2. Pertaining to a light or heat source which is not blocked or reflected: The direct rays of the sun were not good for the plants in Jane’s garden because they needed shade instead.
3. Concerning something which takes place without any interference or go-betweens: The direct results of Mary’s baking were fabulous cookies, which smelled fantastic and tasted delicious!
4. Characteristic of someone who is being frank and straight to the point: Tom wanted to be very direct and say exactly what he meant and not cause any misunderstandings.
5. Relating to the exact wording of what a person has said: The direct quotations used in the book that Julia was citing had footnotes at the bottom of each page.
6. Denoting the sequence from parent to offspring: The story goes that Mark is the direct descendent of the owner of the old house down the street and he will be its inheritor. 
disability (s) (noun), disabilities (pl)
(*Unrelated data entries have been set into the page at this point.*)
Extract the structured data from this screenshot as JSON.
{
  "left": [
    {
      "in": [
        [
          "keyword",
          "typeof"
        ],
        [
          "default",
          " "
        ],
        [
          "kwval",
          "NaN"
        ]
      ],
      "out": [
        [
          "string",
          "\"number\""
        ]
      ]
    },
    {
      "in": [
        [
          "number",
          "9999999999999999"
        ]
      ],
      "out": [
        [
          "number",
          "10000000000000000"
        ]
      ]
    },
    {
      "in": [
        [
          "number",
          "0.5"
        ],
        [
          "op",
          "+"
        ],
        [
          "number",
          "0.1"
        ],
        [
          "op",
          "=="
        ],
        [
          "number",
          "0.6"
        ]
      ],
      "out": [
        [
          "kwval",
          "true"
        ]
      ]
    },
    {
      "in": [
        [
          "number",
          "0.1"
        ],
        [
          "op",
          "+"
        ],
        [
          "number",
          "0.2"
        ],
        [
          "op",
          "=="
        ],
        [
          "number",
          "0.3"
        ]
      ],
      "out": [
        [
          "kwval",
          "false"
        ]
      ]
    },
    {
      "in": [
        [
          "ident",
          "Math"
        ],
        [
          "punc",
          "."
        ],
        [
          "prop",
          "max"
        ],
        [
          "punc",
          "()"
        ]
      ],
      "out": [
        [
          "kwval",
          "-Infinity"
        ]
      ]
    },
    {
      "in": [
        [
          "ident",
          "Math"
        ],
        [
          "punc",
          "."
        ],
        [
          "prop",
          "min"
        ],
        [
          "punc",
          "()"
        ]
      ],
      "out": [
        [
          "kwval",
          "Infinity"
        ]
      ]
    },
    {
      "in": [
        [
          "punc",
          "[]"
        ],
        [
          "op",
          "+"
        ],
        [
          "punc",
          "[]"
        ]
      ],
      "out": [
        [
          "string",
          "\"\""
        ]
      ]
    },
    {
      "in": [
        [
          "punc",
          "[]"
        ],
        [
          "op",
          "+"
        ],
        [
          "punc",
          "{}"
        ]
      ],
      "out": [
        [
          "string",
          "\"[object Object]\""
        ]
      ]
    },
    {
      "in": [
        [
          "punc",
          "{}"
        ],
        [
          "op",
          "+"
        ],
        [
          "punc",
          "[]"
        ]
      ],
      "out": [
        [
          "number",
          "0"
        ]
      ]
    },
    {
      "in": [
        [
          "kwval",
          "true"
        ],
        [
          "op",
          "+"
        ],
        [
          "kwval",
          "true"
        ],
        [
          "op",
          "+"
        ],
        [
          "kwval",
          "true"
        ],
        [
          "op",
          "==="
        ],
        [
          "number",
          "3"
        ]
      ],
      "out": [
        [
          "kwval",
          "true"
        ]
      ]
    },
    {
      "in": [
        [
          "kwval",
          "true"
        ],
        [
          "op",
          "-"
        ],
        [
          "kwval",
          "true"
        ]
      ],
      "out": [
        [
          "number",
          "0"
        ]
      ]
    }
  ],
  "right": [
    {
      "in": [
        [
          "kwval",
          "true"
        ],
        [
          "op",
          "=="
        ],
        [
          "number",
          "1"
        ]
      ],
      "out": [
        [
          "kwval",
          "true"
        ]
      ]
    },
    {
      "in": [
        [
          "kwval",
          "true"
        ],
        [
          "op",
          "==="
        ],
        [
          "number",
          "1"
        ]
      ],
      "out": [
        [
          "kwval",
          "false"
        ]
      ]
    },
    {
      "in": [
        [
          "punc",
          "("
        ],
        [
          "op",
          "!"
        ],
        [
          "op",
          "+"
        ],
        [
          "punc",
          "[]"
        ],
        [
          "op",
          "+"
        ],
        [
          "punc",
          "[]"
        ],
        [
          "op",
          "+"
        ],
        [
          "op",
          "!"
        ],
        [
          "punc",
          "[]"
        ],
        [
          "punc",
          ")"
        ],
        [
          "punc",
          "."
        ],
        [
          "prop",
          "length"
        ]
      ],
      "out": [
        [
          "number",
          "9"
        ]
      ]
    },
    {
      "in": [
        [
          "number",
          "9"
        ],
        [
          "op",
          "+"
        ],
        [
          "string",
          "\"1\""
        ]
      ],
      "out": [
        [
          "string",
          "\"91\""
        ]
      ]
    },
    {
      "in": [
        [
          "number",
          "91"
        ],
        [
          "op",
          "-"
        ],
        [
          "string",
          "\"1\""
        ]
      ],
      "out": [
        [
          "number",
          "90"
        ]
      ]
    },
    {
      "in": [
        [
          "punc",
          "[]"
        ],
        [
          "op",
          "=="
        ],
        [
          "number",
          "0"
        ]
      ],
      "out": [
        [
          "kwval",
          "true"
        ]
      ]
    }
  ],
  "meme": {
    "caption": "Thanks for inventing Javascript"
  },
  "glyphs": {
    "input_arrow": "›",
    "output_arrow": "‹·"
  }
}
1. A condition in which someone is unable to perform because of physical or mental handicaps: When Susan fell on the steps she hurt her foot and, because of this disability, it was not possible for her to stand and make dinner in the kitchen that evening.
2. A medically diagnosed condition that makes it difficult to engage in the activities of daily life: Since Jane's eyesight was getting worse over the years, Dr. Smith said that, because of this disability, it would not be safe for her to drive her car anymore.
3. A condition, such as an illness or an injury, which damages or limits people's physical or mental capacities or functions: Greg's parents have learned to keep up positive attitudes about their son's disabilities which were acquired through a car accident the year before.
4. A sum of money paid to somebody, usually on a monthly basis, by a government agency or insurance company because a person is unable to work or to provide for the necessities of life: After their mother injured her back, she had to quit her job and go on disability.
disable (verb), disables; disabled; disabling
1. To cause something to be unable to work in the normal way: "The technician had to disable the computer program before we could proceed adding more information to our blog."
2. Something that makes a person unable to do what was previously a normal part of life: "His father was disabled by the auto accident."
3. To prevent a device or system from working by disconnecting a part of it: "His friend was disabling the fire alarm because it was going off every so often for no valid reason."